How to Evaluate Land for Development Potential in Texas

How to Evaluate Land for Development

How to Evaluate Land for Development Potential in Texas

Evaluating land for development potential in Texas is a multifaceted process that requires careful consideration of various factors. At Texas Sparks Constructions, our expertise in land development ensures that every project we undertake maximizes the potential of the land while adhering to the highest standards of quality and sustainability

Whether you're planning to build residential properties, commercial spaces, or recreational facilities, understanding these factors can help you make informed decisions and maximize your investment. Here’s a comprehensive guide to evaluating land for development potential in Texas.

Location and Accessibility

Proximity to Urban Centers and Amenities: The value of a property is significantly influenced by its location. Land near urban centers, schools, healthcare facilities, and shopping centers typically commands a higher price due to increased demand. Assess the availability and convenience of amenities and services that will appeal to potential buyers or tenants.

Access to Transportation Routes: Easy access to major highways, interstates, and public transportation can enhance a property’s appeal. Consider the connectivity and ease of access to the land, as well as the quality of roads leading to it. Properties with good transportation links are generally more attractive for development.

Neighborhood and Surrounding Area: The growth potential and development trends in the surrounding area play a crucial role. Investigate the local economy, ongoing or planned infrastructure projects, and nearby attractions. These elements can significantly impact the desirability and value of the land.

Natural Features and Land Quality

Topography and Elevation: The physical characteristics of the land, such as its elevation and slope, can influence its development potential. Flat or gently sloping land is generally easier and less expensive to develop than steep or uneven terrain. Additionally, land with scenic views or unique natural features can be more appealing for residential or recreational developments.

Soil Quality and Drainage: Soil quality affects the suitability of the land for various uses. Conduct soil tests to determine its fertility and stability, especially if you plan agricultural or horticultural developments. Good drainage is also essential to prevent flooding and other water-related issues.

Water Resources: Access to water is a critical factor for most types of development. Evaluate the availability of water resources such as rivers, lakes, wells, or aquifers.

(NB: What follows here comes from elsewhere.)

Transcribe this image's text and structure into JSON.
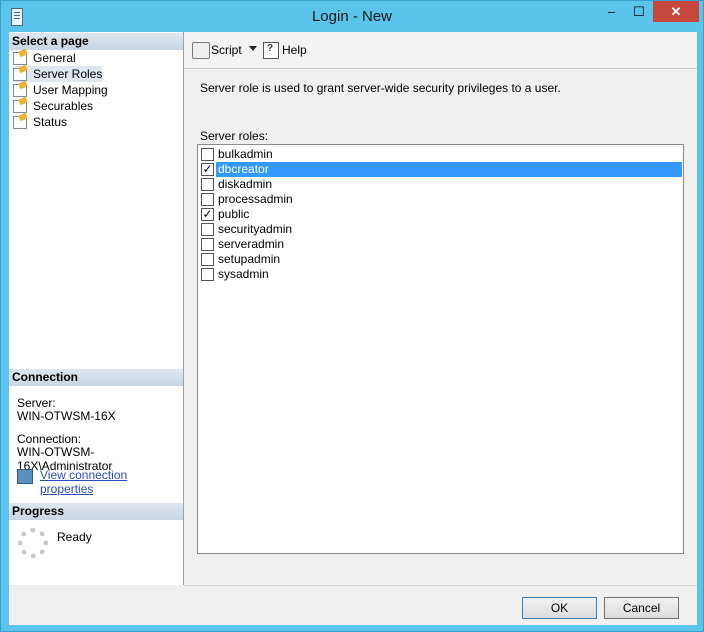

The presence of a reliable water source can enhance the land’s value and usability, especially for agricultural or residential purposes.

Land Use and Zoning Regulations

Current and Potential Land Use: Understanding the current use of the land and its potential for different types of development is essential. Agricultural land, for example, may be convertible into residential or commercial property, depending on zoning laws and market demand. Assess the land’s productive capacity and existing improvements, such as buildings or infrastructure.

Zoning and Legal Restrictions: Zoning regulations and local ordinances dictate what can be built on the land and how it can be used. Check the property’s zoning classification and any restrictions that may apply. These regulations can impact the feasibility of your development plans.

Easements and Encroachments: Easements granting access or utilities to neighboring properties, as well as encroachments or boundary disputes, can affect the land’s value and usability. Ensure there are no legal complications that could hinder your development project.

Market Trends and Economic Indicators

Comparable Sales and Market Data: Analyze recent sales data of similar properties in the area to understand the market value and demand. Comparable sales provide a benchmark for evaluating land value and setting realistic price expectations.

Economic Trends: Keep an eye on local, regional, and statewide economic trends, including property values, supply and demand factors, and broader economic indicators. These trends can offer insights into the future potential and growth of the area.

Expert Opinions: Consulting with real estate professionals, appraisers, and industry experts can provide valuable insights into property values and market conditions. Their expertise can help you make informed decisions and identify the best opportunities for development.

Infrastructure and Future Planning

Utility Access: Consider the availability of essential utilities such as water, electricity, gas, and internet connectivity. Easy access to these services can significantly impact development costs and the attractiveness of the property.

Development Costs and Permits: Factor in the costs associated with land improvements, such as clearing, grading, fencing, and obtaining building permits. Planning for these expenses ensures that your budget aligns with your development goals.

Long-Term Vision: Think about the long-term potential and sustainability of the property. Evaluate its capacity for future expansion or additional development phases. Planning for the future ensures that your investment remains valuable and adaptable to changing market conditions.

Evaluating land for development potential in Texas involves a thorough analysis of location, natural features, land use, market trends, and legal considerations. By understanding these factors, developers can make informed decisions, set competitive prices, and create successful projects. With careful research and expert guidance, you can unlock the potential of Texas land and turn your development vision into reality.